Post Election Contemplation

The maps are checkered with blue and red. Glad to see some of the these guys get voted down. Happy that equal rights for some of my friends and family are spreading across this country slowly but surely. Obama wins the electoral college rather decisively, but I'm left with a feeling that it's a tie.

We need some mediation. We need some training in civility. My childhood friend and now peace educator, Stephanie Knox Cubban, recently posted this interview with author Parker J. Palmer; the piece talks about his book, Healing the Heart of Democracy.

Parker says this about his book:

Violence is what happens when we don’t know what else to do with our suffering. That applies on every level of life. When individuals don’t know what to do with their suffering, they do violence to others or themselves — through substance abuse and extreme overwork, for example. When nations don’t know what to do with their suffering, as with the U.S. after 9/11, they go to war. I think it’s pretty evident by now that what we did in the wake of 9/11 only escalated our tensions with the Middle East and didn’t reduce the threat to this country. Surely our suffering could have led to more-creative actions and outcomes.

You can watch this play out with 3 year olds. When one of them feels hurt, ignored or otherwise wronged, they often don't know what to do with that suffering. They hit, push, or yell.

I saw a lot of this during the campaigning when it came to issues with the economy, particularly job loss. For people dealing with chronic or lengthy unemployment, the suffering isn't so much with the lack of money...but with the loss of purpose, with the loss of their provider role to their family, or their sense of belonging in the world. This suffering clouded the debate with blame towards Obama or Bush or regulation or bailout, and shut down any creative responses to the problem.

Palmer also talks about entitlement:
One of the problems with a lot of educated, reasonably well-off white males like me is our sense of entitlement. We’re too often driven by the thought that we’re supposed to be getting more than anybody else. When we don’t, it creates resentment and separates us from others and from our true selves. 

 Entitlement played an ugly and prominent role in campaign speech. I thought Romney was absolutely heartless and sick when I heard the way he ranted against people who believe they are "entitled to health care, to food, to housing..." But I heard equally vicious rants coming from those 47%-ers against the wealthy people who do not wish to be the only ones in the country footing the tax bill. We don't need to get in a debate about whether suffering for lack of food is the same as suffering for lack of third vacation home or whatever it is that wealthy people do with all of this extra money they wish to hang on to. The point is that both parties feel suffering to some degree and lash out before any kind of productive dialogue can take place.

How do we fix it?

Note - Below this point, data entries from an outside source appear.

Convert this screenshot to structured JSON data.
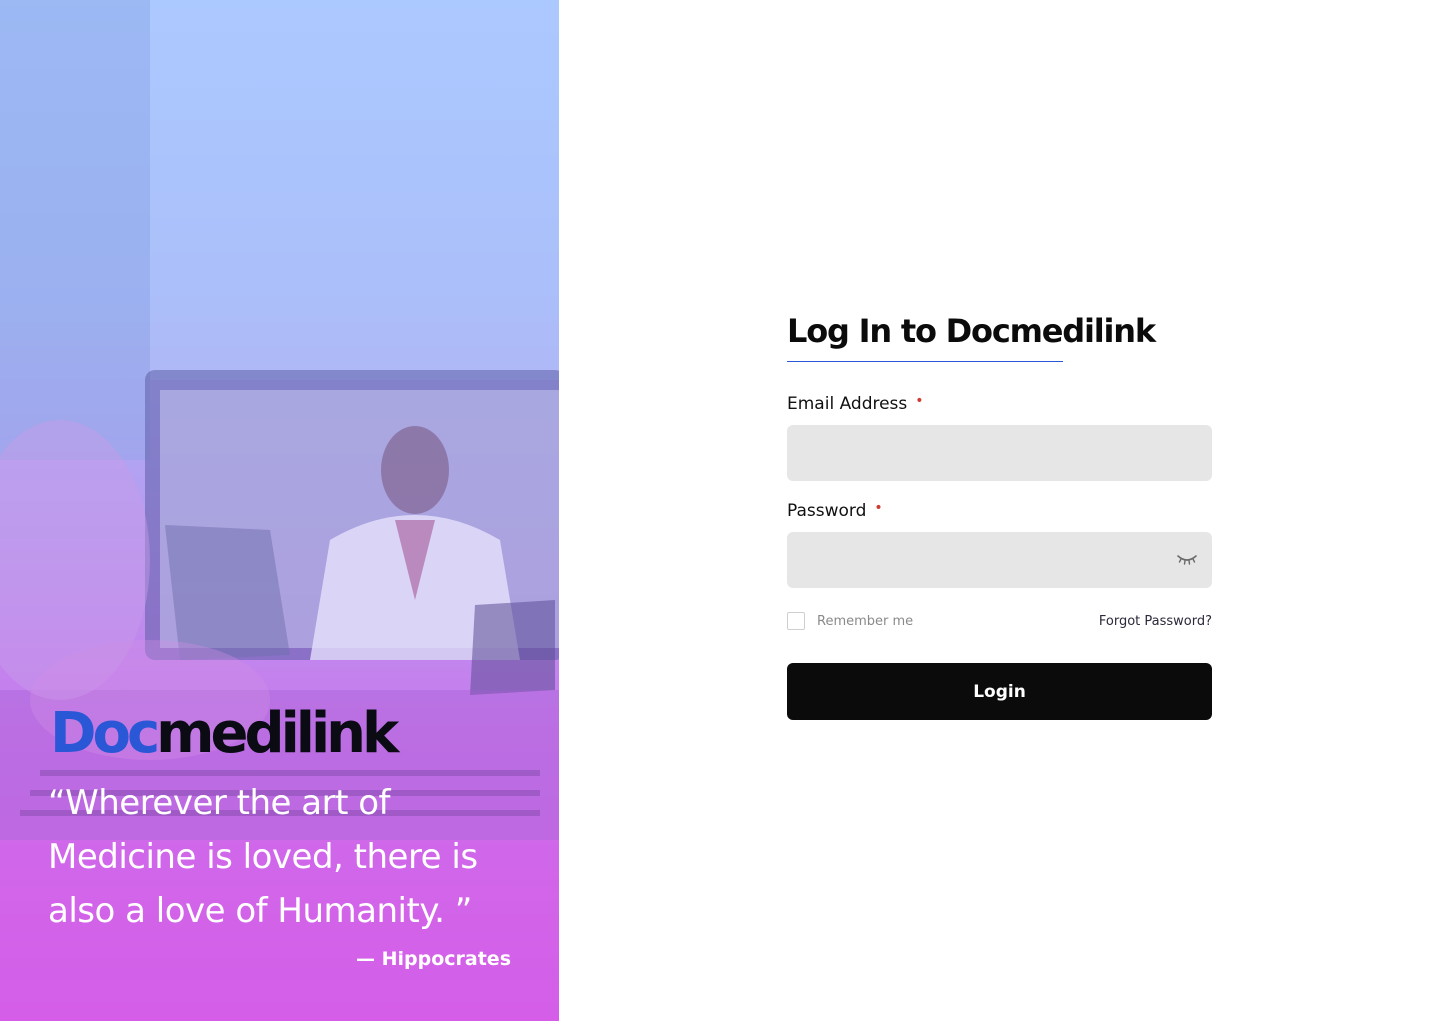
{
  "hero": {
    "brand": {
      "part_a": "Doc",
      "part_b": "medilink"
    },
    "quote": "“Wherever the art of Medicine is loved, there is also a love of Humanity. ”",
    "author": "— Hippocrates",
    "image_description_icon": "doctor-video-call-photo"
  },
  "form": {
    "title": "Log In to Docmedilink",
    "email": {
      "label": "Email Address",
      "required_marker": "•",
      "value": ""
    },
    "password": {
      "label": "Password",
      "required_marker": "•",
      "value": "",
      "toggle_icon": "eye-closed-icon"
    },
    "remember_me": {
      "label": "Remember me",
      "checked": false
    },
    "forgot_password": "Forgot Password?",
    "login_button": "Login"
  },
  "colors": {
    "brand_blue": "#2a57d6",
    "brand_dark": "#0b0b14",
    "required_red": "#d23a2f",
    "input_bg": "#e6e6e6",
    "button_bg": "#0b0b0b",
    "hero_top": "#a8c6ff",
    "hero_bottom": "#d45fe9"
  }
}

Start by getting to know some people who are different from you. This is sort of hard, because mostly, Americans live pretty segregated lives. It's also incredibly uncomfortable to cross cultural and racial boundaries at times. Sometimes language barriers prevent us from talking to each other. Sometimes we don't like what we hear because it challenges core beliefs we've carried our whole lives. Nine times out of ten, when I come out of an interaction with someone who is really different from me, and I've listened to them, soaked up some of their story....well, I don't feel awesome. I feel threatened. I feel confused. I see the remaining black and white divisions that remain in my brain getting clouded into Gray.

But I sit with it. I carry their story with me. It shapes my future decisions in subtle ways. It pauses my overly quick judgment.

That's what we really need. Less quick judgment. Less sound bites from the pundits. We need to carry with us real stories of our fellow Americans so that the next time we vote, we are doing so out of a shared commitment to our country and everyone who lives here.


Thom Cmar said...


k said...

One thing that's nice about re-electing the incumbent is that you can get started right away. Who is listening to the President's address right now? Who is panicking about the financial cliff?